■ WHAT IS REQUIRED
Keep the wording of every entry intact in your copy, and omit the pictures.

■ Component data from apps and pages
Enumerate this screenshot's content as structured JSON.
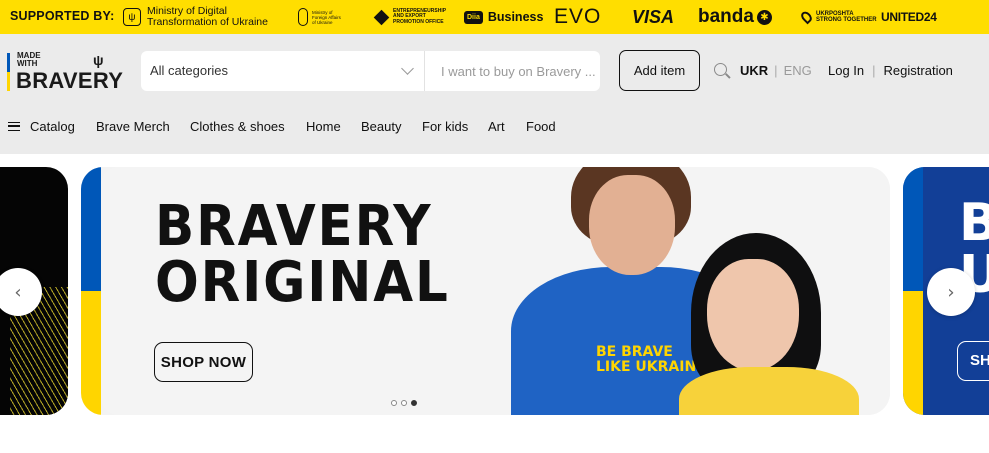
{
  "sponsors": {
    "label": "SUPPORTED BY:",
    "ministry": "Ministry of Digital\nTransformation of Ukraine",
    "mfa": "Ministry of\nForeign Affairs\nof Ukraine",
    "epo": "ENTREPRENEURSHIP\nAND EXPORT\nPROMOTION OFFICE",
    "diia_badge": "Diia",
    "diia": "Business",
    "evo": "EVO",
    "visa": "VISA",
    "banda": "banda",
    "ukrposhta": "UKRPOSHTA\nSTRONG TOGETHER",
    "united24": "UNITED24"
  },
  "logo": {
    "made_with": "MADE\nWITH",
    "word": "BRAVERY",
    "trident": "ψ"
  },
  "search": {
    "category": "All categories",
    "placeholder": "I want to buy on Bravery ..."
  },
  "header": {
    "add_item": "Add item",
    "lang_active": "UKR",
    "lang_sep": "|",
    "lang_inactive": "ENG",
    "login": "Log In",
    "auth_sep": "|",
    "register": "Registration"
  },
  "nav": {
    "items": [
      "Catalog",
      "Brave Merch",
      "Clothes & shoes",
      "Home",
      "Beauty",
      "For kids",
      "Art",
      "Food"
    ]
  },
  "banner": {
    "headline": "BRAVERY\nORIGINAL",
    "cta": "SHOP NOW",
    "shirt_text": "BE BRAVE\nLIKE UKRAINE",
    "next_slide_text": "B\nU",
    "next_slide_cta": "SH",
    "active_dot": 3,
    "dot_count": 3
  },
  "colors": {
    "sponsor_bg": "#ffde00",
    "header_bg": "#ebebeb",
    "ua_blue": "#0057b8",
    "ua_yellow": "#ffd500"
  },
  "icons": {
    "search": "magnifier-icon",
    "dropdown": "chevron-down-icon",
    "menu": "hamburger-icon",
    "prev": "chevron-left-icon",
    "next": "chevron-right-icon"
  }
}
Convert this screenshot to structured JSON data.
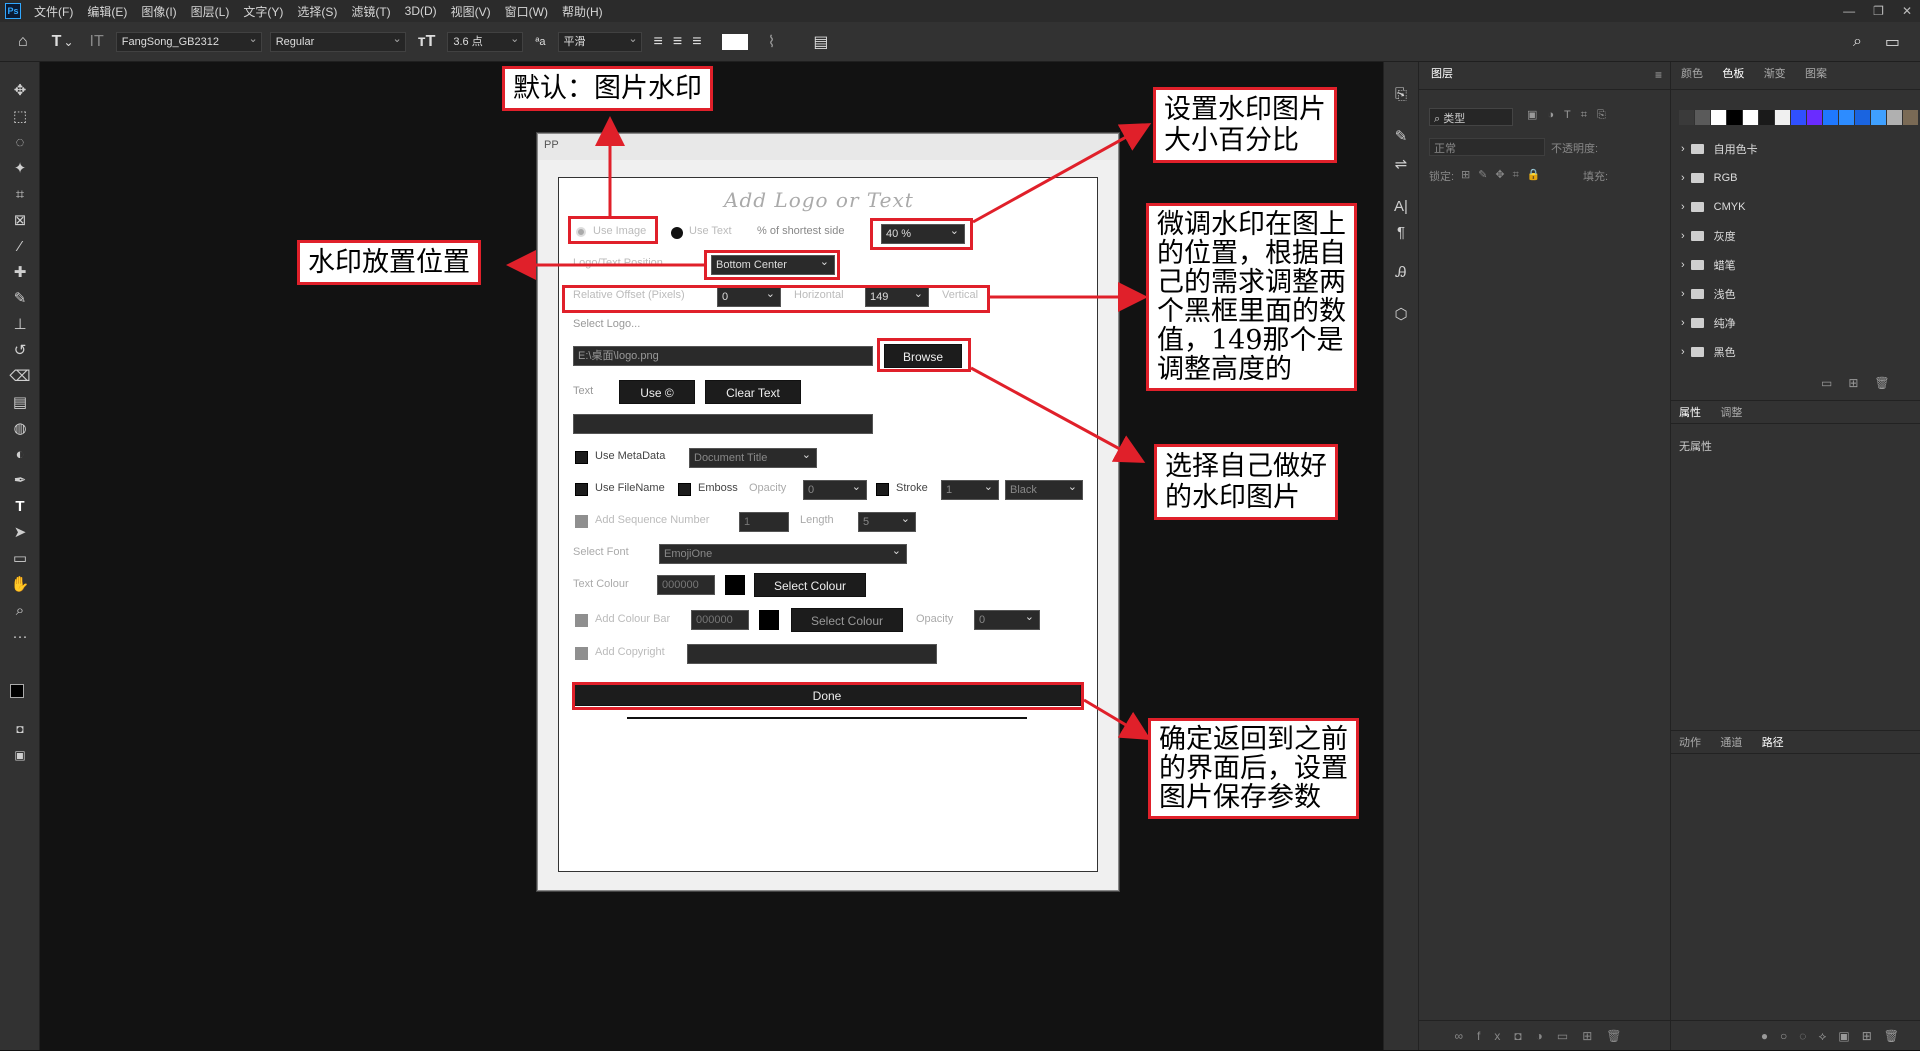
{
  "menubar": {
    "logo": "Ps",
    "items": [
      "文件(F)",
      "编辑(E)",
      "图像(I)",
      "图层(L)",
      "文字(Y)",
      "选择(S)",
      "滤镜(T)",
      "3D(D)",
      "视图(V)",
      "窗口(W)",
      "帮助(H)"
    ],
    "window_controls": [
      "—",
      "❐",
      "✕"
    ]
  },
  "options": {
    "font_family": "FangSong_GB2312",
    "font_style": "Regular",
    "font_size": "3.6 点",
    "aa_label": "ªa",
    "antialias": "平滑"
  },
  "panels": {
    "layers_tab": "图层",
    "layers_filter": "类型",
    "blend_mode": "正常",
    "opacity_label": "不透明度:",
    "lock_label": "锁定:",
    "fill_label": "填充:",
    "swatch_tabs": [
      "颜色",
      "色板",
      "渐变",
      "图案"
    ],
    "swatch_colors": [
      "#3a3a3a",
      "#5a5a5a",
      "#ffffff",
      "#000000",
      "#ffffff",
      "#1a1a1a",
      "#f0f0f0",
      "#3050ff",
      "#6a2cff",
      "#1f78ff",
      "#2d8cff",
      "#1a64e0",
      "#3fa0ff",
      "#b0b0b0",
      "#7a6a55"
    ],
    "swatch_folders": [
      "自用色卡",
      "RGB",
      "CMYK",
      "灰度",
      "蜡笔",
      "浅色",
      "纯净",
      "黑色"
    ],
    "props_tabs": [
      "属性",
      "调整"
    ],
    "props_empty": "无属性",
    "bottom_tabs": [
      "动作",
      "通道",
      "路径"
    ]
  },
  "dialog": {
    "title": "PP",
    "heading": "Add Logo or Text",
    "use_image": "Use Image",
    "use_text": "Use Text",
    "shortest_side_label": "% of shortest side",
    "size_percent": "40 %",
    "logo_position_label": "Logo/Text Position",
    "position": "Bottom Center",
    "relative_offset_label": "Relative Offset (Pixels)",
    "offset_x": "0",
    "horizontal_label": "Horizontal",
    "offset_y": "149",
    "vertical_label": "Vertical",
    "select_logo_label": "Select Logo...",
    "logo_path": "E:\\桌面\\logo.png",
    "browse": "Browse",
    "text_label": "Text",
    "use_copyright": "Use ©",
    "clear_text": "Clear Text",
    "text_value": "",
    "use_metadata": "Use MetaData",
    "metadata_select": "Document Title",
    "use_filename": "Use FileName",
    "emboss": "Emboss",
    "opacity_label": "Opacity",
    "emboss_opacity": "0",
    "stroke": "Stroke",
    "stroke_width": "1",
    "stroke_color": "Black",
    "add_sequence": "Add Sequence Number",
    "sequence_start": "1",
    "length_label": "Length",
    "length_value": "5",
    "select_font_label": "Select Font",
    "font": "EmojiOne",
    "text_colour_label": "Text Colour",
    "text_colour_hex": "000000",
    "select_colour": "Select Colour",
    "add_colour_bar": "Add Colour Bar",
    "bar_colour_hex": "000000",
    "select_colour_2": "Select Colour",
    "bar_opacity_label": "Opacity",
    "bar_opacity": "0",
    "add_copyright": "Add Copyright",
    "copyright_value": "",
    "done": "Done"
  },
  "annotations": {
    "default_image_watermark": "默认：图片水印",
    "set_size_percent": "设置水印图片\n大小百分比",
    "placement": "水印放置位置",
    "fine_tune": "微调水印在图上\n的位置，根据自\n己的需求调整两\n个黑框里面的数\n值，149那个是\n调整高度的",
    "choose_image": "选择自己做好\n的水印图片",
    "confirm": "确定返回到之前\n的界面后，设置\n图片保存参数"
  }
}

■ RESPONSE
Enumerate this screenshot's content as structured JSON.
{
  "sponsors": {
    "label": "SUPPORTED BY:",
    "ministry": "Ministry of Digital\nTransformation of Ukraine",
    "mfa": "Ministry of\nForeign Affairs\nof Ukraine",
    "epo": "ENTREPRENEURSHIP\nAND EXPORT\nPROMOTION OFFICE",
    "diia_badge": "Diia",
    "diia": "Business",
    "evo": "EVO",
    "visa": "VISA",
    "banda": "banda",
    "ukrposhta": "UKRPOSHTA\nSTRONG TOGETHER",
    "united24": "UNITED24"
  },
  "logo": {
    "made_with": "MADE\nWITH",
    "word": "BRAVERY",
    "trident": "ψ"
  },
  "search": {
    "category": "All categories",
    "placeholder": "I want to buy on Bravery ..."
  },
  "header": {
    "add_item": "Add item",
    "lang_active": "UKR",
    "lang_sep": "|",
    "lang_inactive": "ENG",
    "login": "Log In",
    "auth_sep": "|",
    "register": "Registration"
  },
  "nav": {
    "items": [
      "Catalog",
      "Brave Merch",
      "Clothes & shoes",
      "Home",
      "Beauty",
      "For kids",
      "Art",
      "Food"
    ]
  },
  "banner": {
    "headline": "BRAVERY\nORIGINAL",
    "cta": "SHOP NOW",
    "shirt_text": "BE BRAVE\nLIKE UKRAINE",
    "next_slide_text": "B\nU",
    "next_slide_cta": "SH",
    "active_dot": 3,
    "dot_count": 3
  },
  "colors": {
    "sponsor_bg": "#ffde00",
    "header_bg": "#ebebeb",
    "ua_blue": "#0057b8",
    "ua_yellow": "#ffd500"
  },
  "icons": {
    "search": "magnifier-icon",
    "dropdown": "chevron-down-icon",
    "menu": "hamburger-icon",
    "prev": "chevron-left-icon",
    "next": "chevron-right-icon"
  }
}
Convert this screenshot to structured JSON data.
{
  "menubar": {
    "logo": "Ps",
    "items": [
      "文件(F)",
      "编辑(E)",
      "图像(I)",
      "图层(L)",
      "文字(Y)",
      "选择(S)",
      "滤镜(T)",
      "3D(D)",
      "视图(V)",
      "窗口(W)",
      "帮助(H)"
    ],
    "window_controls": [
      "—",
      "❐",
      "✕"
    ]
  },
  "options": {
    "font_family": "FangSong_GB2312",
    "font_style": "Regular",
    "font_size": "3.6 点",
    "aa_label": "ªa",
    "antialias": "平滑"
  },
  "panels": {
    "layers_tab": "图层",
    "layers_filter": "类型",
    "blend_mode": "正常",
    "opacity_label": "不透明度:",
    "lock_label": "锁定:",
    "fill_label": "填充:",
    "swatch_tabs": [
      "颜色",
      "色板",
      "渐变",
      "图案"
    ],
    "swatch_colors": [
      "#3a3a3a",
      "#5a5a5a",
      "#ffffff",
      "#000000",
      "#ffffff",
      "#1a1a1a",
      "#f0f0f0",
      "#3050ff",
      "#6a2cff",
      "#1f78ff",
      "#2d8cff",
      "#1a64e0",
      "#3fa0ff",
      "#b0b0b0",
      "#7a6a55"
    ],
    "swatch_folders": [
      "自用色卡",
      "RGB",
      "CMYK",
      "灰度",
      "蜡笔",
      "浅色",
      "纯净",
      "黑色"
    ],
    "props_tabs": [
      "属性",
      "调整"
    ],
    "props_empty": "无属性",
    "bottom_tabs": [
      "动作",
      "通道",
      "路径"
    ]
  },
  "dialog": {
    "title": "PP",
    "heading": "Add Logo or Text",
    "use_image": "Use Image",
    "use_text": "Use Text",
    "shortest_side_label": "% of shortest side",
    "size_percent": "40 %",
    "logo_position_label": "Logo/Text Position",
    "position": "Bottom Center",
    "relative_offset_label": "Relative Offset (Pixels)",
    "offset_x": "0",
    "horizontal_label": "Horizontal",
    "offset_y": "149",
    "vertical_label": "Vertical",
    "select_logo_label": "Select Logo...",
    "logo_path": "E:\\桌面\\logo.png",
    "browse": "Browse",
    "text_label": "Text",
    "use_copyright": "Use ©",
    "clear_text": "Clear Text",
    "text_value": "",
    "use_metadata": "Use MetaData",
    "metadata_select": "Document Title",
    "use_filename": "Use FileName",
    "emboss": "Emboss",
    "opacity_label": "Opacity",
    "emboss_opacity": "0",
    "stroke": "Stroke",
    "stroke_width": "1",
    "stroke_color": "Black",
    "add_sequence": "Add Sequence Number",
    "sequence_start": "1",
    "length_label": "Length",
    "length_value": "5",
    "select_font_label": "Select Font",
    "font": "EmojiOne",
    "text_colour_label": "Text Colour",
    "text_colour_hex": "000000",
    "select_colour": "Select Colour",
    "add_colour_bar": "Add Colour Bar",
    "bar_colour_hex": "000000",
    "select_colour_2": "Select Colour",
    "bar_opacity_label": "Opacity",
    "bar_opacity": "0",
    "add_copyright": "Add Copyright",
    "copyright_value": "",
    "done": "Done"
  },
  "annotations": {
    "default_image_watermark": "默认：图片水印",
    "set_size_percent": "设置水印图片\n大小百分比",
    "placement": "水印放置位置",
    "fine_tune": "微调水印在图上\n的位置，根据自\n己的需求调整两\n个黑框里面的数\n值，149那个是\n调整高度的",
    "choose_image": "选择自己做好\n的水印图片",
    "confirm": "确定返回到之前\n的界面后，设置\n图片保存参数"
  }
}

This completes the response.